- splay: something that becomes wider, more spread out;
- braced: with extra struts of wood at joints to ensure the stiffness of the structure;
- tilt: move from horizontal to angled;
- bear the brunt: here take the main weight; brunt “chief force” first attested in the1570s;
- avert eyes: take one’s eyes off;
- bulk: mass of something large;
- used to: accustomed;
- brow: forehead;
- cold: dead;
- Heaney reveals that, perhaps because he was the first child, his aunt Mary ‘petted’ him a bit (DOD57); he loved her in return;
- 3 quatrains; lines based around 10 syllables; no rhyme scheme;
- sound effects: assonant [eə] Chairing Mary/ carefully/ upstairs; [e] heavy, helpless/ every; [ʌ] carefully/ Upstairs/ sun sundialled; [ei] day/ splays; alliterative touches: aspirated start heavy helpless; cluster of sibilants: she sat/ sun sundialled/ splays across; [ai] sundialled/ quiet;
- poetic licence: Heaney uses the noun to create the verb ‘to sundial’;
- in (2) aspirates return: Her/ heat had/ hold/ hoisting alongside assonant [ei] braced/ take/ weighted; bilabial pairing [b] bearing the brunt also[w] weighted/ one/ lower/ one; stages marked by use of present participles –ing; these verbs can be extended in time to mimic the deliberate care of the stages;
- stanza (3) is in two poetic halves: the first focuses on the emotional interchange of an otherwise physical challenge using [ɜː] averting/ hurting; the final couplet contains the personal affection Mary was held in and the Heaney family’s respect (Bent to) and sadness at her passing;
- vocabulary of life and death: warm/ cold; final alliterative [k] kissed/ kissed/ cold;
- The real meat on the bone comes in poems such as “Nonce Words,” “Home Help” and “The Blackbird of Glanmore,” where the pain of loss disarms the decencies and decorum of Heaney’s style to go beyond nostalgia to genuine pathos.

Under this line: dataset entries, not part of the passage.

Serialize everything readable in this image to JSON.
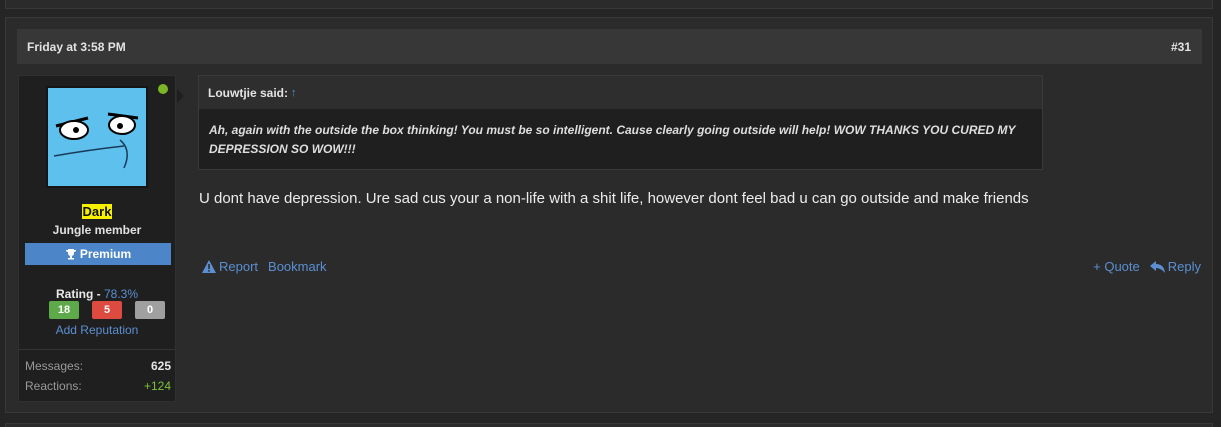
{
  "post": {
    "date": "Friday at 3:58 PM",
    "number": "#31",
    "author": {
      "name": "Dark",
      "title": "Jungle member",
      "badge": "Premium",
      "online": true,
      "rating_label": "Rating - ",
      "rating_value": "78.3%",
      "rep_positive": "18",
      "rep_negative": "5",
      "rep_neutral": "0",
      "add_reputation": "Add Reputation",
      "messages_label": "Messages:",
      "messages_value": "625",
      "reactions_label": "Reactions:",
      "reactions_value": "+124"
    },
    "quote": {
      "author": "Louwtjie said:",
      "arrow": "↑",
      "text": "Ah, again with the outside the box thinking! You must be so intelligent. Cause clearly going outside will help! WOW THANKS YOU CURED MY DEPRESSION SO WOW!!!"
    },
    "body": "U dont have depression. Ure sad cus your a non-life with a shit life, however dont feel bad u can go outside and make friends",
    "actions": {
      "report": "Report",
      "bookmark": "Bookmark",
      "quote": "+ Quote",
      "reply": "Reply"
    }
  },
  "colors": {
    "accent": "#5b8fd2",
    "premium": "#4c86c9",
    "online": "#7cb625",
    "name_highlight": "#f7f100",
    "rep_positive": "#5ea94a",
    "rep_negative": "#dd4a40",
    "rep_neutral": "#a0a0a0"
  }
}
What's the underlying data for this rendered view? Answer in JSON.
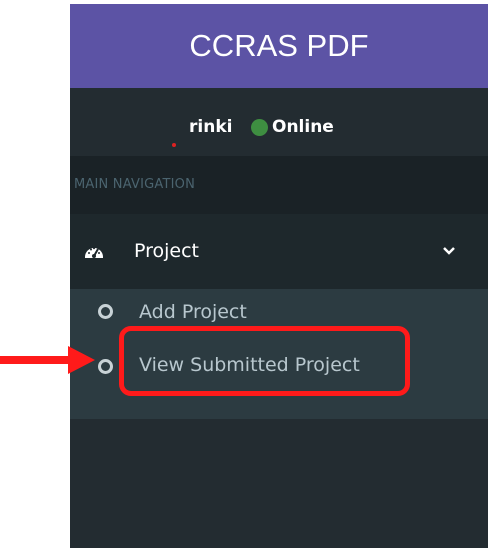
{
  "app": {
    "brand_title": "CCRAS PDF"
  },
  "user_panel": {
    "username": "rinki",
    "status_label": "Online",
    "status_color": "#3e8e41"
  },
  "navigation": {
    "header": "MAIN NAVIGATION",
    "items": [
      {
        "label": "Project",
        "icon": "dashboard-icon",
        "expanded": true,
        "children": [
          {
            "label": "Add Project",
            "icon": "circle-icon"
          },
          {
            "label": "View Submitted Project",
            "icon": "circle-icon"
          }
        ]
      }
    ]
  },
  "annotation": {
    "highlight_color": "#ff1a1a",
    "highlighted_item": "View Submitted Project"
  },
  "colors": {
    "brand_bg": "#5c53a5",
    "sidebar_bg": "#232c31",
    "header_bg": "#1a2226",
    "submenu_bg": "#2c3b41"
  }
}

David Wheatley in The Contemporary Poetry Review.
- Heaney is a meticulous craftsman using combinations of vowel and consonant to form a poem that is something to be listened to.

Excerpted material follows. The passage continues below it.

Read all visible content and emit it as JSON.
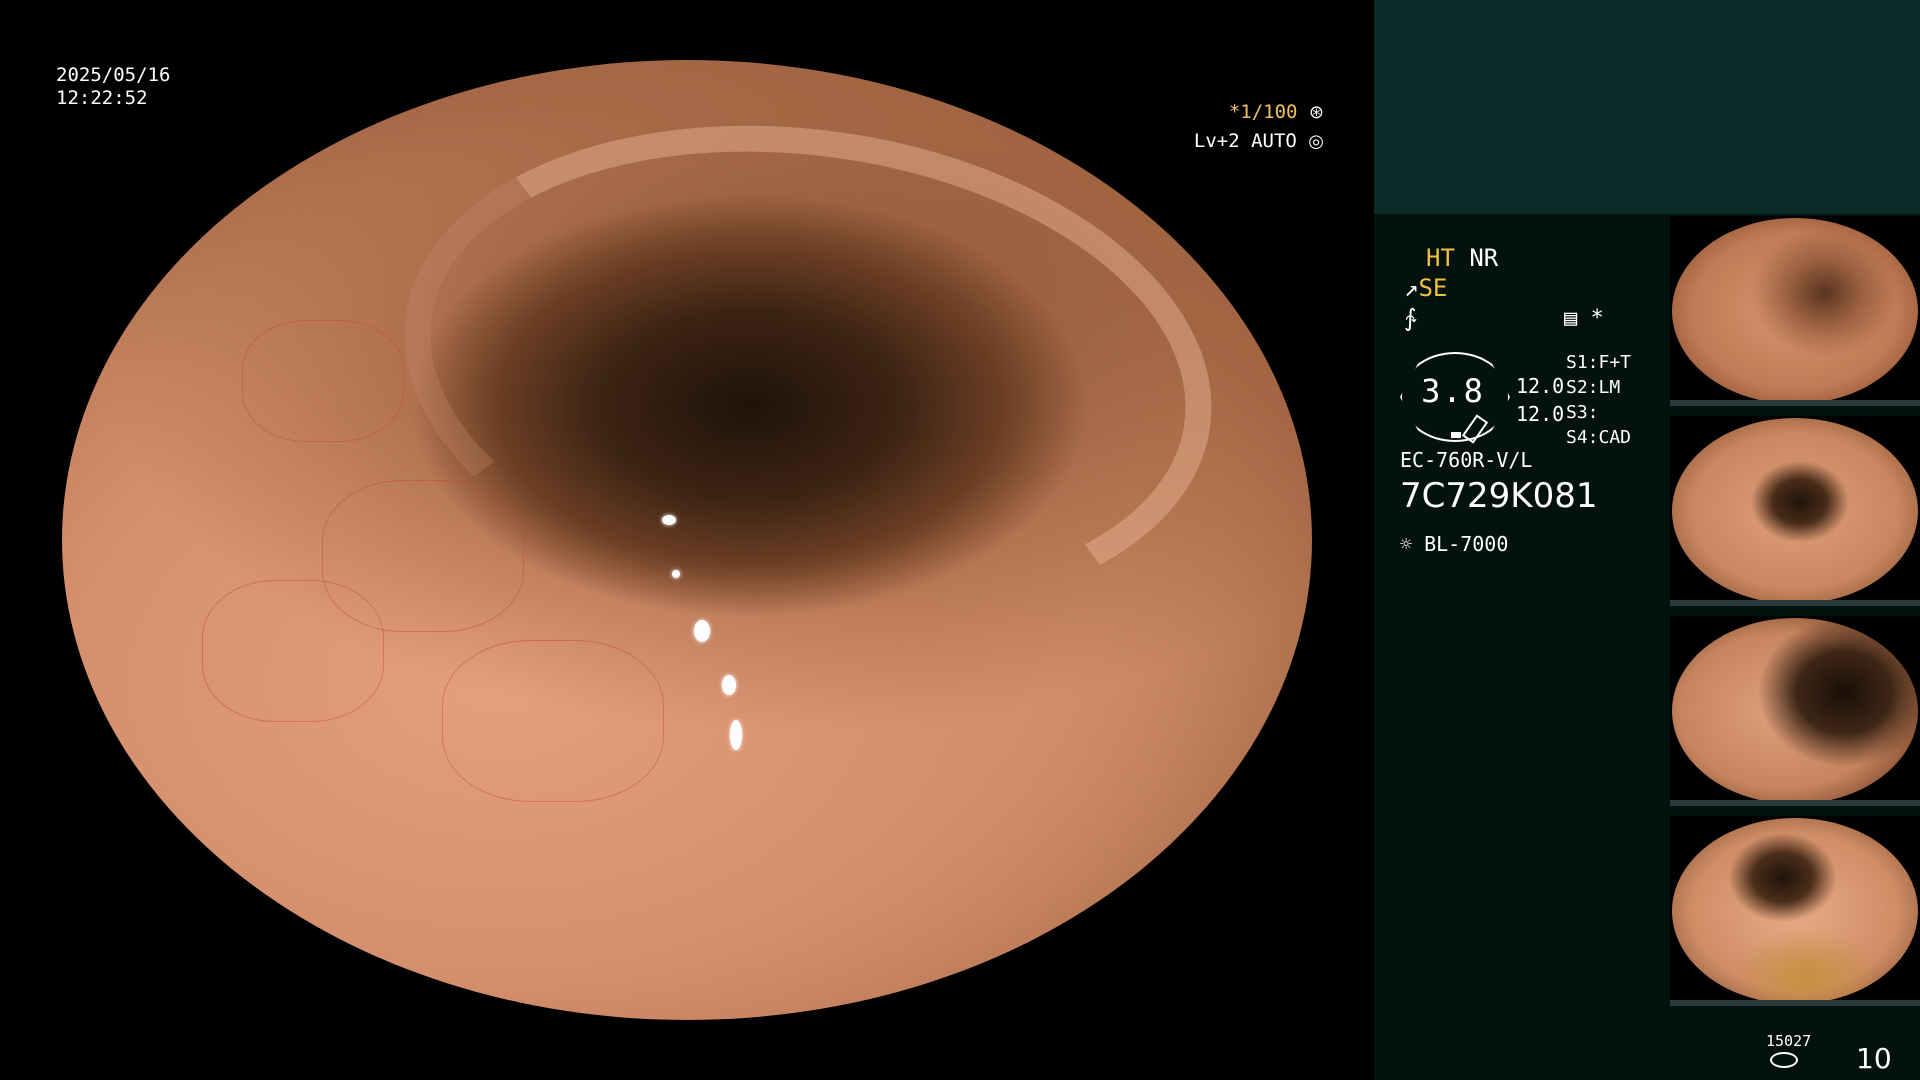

- the music of the poem: fourteen assonant strands are woven into the text; Heaney places them grouped within specific areas to create internal rhymes , or reprises them at intervals or threads them through the text:
- alliterative effects allow pulses or beats, soothings or hissings or frictions of consonant sound to modify the assonant melodies; this is sonic engineering of the first order;
- for example, the final four lines are especially rich in alveolar plosives [t] [d] and nasals [m] [n] alongside front-of-mouth sounds: labio-dental fricatives [f] [v], bi-labial plosive [b], breathy [w] and [h];
- a full breakdown of consonant sounds and where in the mouth they are formed is to be found in the Afterthoughts section;